This wrapping paper is created using cotton and linen rags. It is recyclable, eco-friendly, and compostable. We have used offset printing and screen printing techniques and the inks that has been used are water based inks making the bluecat paper gift wraps, one of the greenest gift wraps in the world.

Plant fiber paper gift wraps offset printed and screen printed

This Rose print gift wrapping paper is handmade and the plant fibers used to create these beautiful gift wraps are mulberry paper banana paper and flax paper.

Mulberry paper is made from the bark of the branches of the renewable mulberry bush. Farmers often burn the twigs resulting in depletion of biomass and adding to pollution, Therefore when we arrived at the idea at Bluecat Paper, to add this to our range of tree-free paper is generated. Paper from the chopped twigs of the mulberry bush makes for a paper that is beautiful, unique, and strong.

Banana fiber is extracted from the stumps of cut banana plants. Once the banana fiber is extracted, it needs to be cut into pieces of 3 inches long and cooked, as cooking removes lignin that does not help in paper formation.  At bluecat paper, we developed a tissue former machine that can help us create smooth, beautiful, and strong banana tissue paper.

Flax is a very unique long fiber. Flax is used to make linen. Flax seeds are harvested from the flax plant. At bluecatpaper, we buy the residual waste that is used in the first process to make linen garments. This is called decorticated fiber. This works very well on being converted to paper.

Premium tea paper gift wrap specially hand printed floral designs

Tea paper? Yes. You heard that right. Residual tea leaves can indeed make the most beautiful natural handmade paper. So this season go-ahead and buy some tea paper gift wraps.

Be guilt-free with this eco-friendly tea paper gift wraps made using tea waste. This gift wrap is 100% handmade and beautiful. The gift wrap is made from uncoated paper which has a rich textured finish.

Residual tea leaves generate a huge amount of waste that can be recycled to form beautiful paper and products.

The sheets are premium quality wrapping paper, with zero added chemicals.
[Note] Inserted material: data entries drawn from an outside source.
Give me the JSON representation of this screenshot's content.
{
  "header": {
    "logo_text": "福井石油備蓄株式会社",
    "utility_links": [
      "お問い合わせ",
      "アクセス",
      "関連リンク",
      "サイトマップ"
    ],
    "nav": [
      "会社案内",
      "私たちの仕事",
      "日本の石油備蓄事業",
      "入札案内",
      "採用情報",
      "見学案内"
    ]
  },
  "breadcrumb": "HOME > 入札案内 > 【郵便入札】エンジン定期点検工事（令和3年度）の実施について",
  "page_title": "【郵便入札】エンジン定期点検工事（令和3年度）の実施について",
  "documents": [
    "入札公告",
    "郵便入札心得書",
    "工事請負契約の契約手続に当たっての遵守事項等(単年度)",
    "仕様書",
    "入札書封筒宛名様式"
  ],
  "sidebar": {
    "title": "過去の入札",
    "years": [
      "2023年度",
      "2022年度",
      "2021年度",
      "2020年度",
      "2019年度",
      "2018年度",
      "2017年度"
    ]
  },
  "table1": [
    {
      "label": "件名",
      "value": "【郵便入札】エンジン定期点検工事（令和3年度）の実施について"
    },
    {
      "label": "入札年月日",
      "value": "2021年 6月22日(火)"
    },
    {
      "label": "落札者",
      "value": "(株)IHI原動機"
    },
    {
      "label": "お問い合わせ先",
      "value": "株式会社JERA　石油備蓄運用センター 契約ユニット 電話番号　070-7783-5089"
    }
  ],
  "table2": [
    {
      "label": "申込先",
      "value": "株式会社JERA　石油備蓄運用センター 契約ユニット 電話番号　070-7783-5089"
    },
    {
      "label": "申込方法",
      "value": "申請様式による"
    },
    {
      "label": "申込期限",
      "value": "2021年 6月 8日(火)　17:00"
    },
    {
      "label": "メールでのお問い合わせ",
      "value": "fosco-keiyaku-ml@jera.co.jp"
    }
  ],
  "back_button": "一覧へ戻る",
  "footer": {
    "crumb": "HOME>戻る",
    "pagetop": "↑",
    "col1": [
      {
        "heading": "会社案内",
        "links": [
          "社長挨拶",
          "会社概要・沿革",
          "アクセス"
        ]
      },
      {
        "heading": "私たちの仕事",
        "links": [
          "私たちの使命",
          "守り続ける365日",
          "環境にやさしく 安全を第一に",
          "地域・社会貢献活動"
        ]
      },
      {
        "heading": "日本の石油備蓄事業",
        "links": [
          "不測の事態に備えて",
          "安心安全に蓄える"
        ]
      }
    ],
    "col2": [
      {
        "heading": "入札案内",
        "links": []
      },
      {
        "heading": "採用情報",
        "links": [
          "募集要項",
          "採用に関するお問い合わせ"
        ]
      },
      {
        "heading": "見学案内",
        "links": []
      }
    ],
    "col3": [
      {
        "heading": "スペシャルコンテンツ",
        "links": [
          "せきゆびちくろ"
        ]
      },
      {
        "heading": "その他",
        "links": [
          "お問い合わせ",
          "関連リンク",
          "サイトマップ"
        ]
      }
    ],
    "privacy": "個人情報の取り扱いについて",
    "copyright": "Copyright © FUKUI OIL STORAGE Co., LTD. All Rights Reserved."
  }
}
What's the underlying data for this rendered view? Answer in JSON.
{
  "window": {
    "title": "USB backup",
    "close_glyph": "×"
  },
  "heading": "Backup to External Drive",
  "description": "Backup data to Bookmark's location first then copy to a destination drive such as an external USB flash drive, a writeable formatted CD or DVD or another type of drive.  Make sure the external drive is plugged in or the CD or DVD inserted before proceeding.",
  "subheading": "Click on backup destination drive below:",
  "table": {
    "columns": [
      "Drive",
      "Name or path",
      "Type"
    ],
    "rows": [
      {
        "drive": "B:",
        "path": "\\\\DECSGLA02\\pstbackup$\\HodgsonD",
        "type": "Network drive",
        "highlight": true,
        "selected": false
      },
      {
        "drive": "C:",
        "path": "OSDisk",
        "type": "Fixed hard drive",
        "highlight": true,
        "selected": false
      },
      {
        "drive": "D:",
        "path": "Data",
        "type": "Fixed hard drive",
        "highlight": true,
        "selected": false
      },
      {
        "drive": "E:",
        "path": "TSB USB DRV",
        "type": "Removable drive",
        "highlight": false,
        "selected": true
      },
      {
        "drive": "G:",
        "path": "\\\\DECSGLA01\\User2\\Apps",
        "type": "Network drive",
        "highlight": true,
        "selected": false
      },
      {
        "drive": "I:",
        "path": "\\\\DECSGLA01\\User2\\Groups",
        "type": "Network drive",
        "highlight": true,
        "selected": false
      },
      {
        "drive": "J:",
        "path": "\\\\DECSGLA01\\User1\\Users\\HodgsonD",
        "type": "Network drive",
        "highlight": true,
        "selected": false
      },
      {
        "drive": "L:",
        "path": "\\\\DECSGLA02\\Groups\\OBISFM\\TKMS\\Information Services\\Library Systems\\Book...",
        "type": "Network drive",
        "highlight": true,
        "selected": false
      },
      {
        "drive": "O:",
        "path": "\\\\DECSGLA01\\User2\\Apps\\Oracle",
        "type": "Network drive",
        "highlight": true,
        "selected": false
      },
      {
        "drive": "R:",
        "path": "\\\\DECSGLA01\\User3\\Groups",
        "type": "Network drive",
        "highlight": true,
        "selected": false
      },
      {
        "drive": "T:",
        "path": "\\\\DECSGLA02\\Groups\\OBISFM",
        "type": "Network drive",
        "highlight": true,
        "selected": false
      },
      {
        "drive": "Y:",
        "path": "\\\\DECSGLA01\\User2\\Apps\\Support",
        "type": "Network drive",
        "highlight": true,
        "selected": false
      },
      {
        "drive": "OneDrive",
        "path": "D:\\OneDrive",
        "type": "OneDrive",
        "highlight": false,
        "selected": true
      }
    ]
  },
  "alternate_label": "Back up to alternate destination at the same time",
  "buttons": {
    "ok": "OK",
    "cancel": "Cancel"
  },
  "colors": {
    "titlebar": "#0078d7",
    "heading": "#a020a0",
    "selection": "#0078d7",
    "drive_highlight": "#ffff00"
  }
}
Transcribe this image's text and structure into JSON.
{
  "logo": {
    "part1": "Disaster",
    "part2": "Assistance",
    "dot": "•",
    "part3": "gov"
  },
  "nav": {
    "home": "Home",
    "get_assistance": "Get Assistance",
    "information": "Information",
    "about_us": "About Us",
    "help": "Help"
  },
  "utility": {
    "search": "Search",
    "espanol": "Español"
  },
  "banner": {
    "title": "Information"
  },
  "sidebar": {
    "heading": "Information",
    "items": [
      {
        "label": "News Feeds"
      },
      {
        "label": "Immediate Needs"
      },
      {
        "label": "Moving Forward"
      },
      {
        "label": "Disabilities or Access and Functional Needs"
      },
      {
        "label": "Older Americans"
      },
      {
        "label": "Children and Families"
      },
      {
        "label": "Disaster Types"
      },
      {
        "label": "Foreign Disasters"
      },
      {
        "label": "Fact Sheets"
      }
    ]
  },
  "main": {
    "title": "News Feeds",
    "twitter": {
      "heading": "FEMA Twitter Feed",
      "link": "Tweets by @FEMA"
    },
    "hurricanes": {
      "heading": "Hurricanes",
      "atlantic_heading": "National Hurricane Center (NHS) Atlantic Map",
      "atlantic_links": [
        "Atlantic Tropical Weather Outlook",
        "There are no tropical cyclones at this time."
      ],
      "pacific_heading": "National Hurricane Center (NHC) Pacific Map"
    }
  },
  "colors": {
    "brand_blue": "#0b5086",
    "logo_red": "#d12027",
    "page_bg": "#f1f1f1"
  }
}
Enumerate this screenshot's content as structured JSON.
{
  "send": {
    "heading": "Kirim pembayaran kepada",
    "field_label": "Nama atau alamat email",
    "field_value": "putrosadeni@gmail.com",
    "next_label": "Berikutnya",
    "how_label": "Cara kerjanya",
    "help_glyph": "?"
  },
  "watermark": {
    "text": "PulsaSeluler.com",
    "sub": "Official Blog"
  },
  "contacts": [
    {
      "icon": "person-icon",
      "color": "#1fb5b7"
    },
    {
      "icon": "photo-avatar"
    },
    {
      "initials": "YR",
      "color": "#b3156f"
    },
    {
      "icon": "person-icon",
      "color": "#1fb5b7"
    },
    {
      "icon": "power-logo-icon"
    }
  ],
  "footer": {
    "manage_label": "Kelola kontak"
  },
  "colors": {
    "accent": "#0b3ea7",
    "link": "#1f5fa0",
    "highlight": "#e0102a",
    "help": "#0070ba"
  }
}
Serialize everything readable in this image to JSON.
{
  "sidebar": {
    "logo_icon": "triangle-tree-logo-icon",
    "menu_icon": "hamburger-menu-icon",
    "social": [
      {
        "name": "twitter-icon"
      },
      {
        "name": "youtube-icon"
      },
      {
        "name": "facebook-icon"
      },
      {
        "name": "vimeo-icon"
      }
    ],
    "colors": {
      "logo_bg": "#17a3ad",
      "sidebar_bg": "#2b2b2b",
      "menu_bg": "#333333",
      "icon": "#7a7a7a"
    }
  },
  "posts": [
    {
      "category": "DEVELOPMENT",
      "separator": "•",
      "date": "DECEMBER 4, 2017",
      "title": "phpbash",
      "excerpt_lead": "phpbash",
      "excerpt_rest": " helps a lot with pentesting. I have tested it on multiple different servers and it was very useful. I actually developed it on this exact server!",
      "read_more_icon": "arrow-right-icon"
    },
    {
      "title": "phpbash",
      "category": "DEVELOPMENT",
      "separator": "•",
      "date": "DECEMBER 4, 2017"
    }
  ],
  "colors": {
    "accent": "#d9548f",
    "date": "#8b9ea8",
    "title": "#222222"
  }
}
Screen printed using environmentally friendly water-based inks.

Rose print cotton paper
Light bell prints
Offset linen paper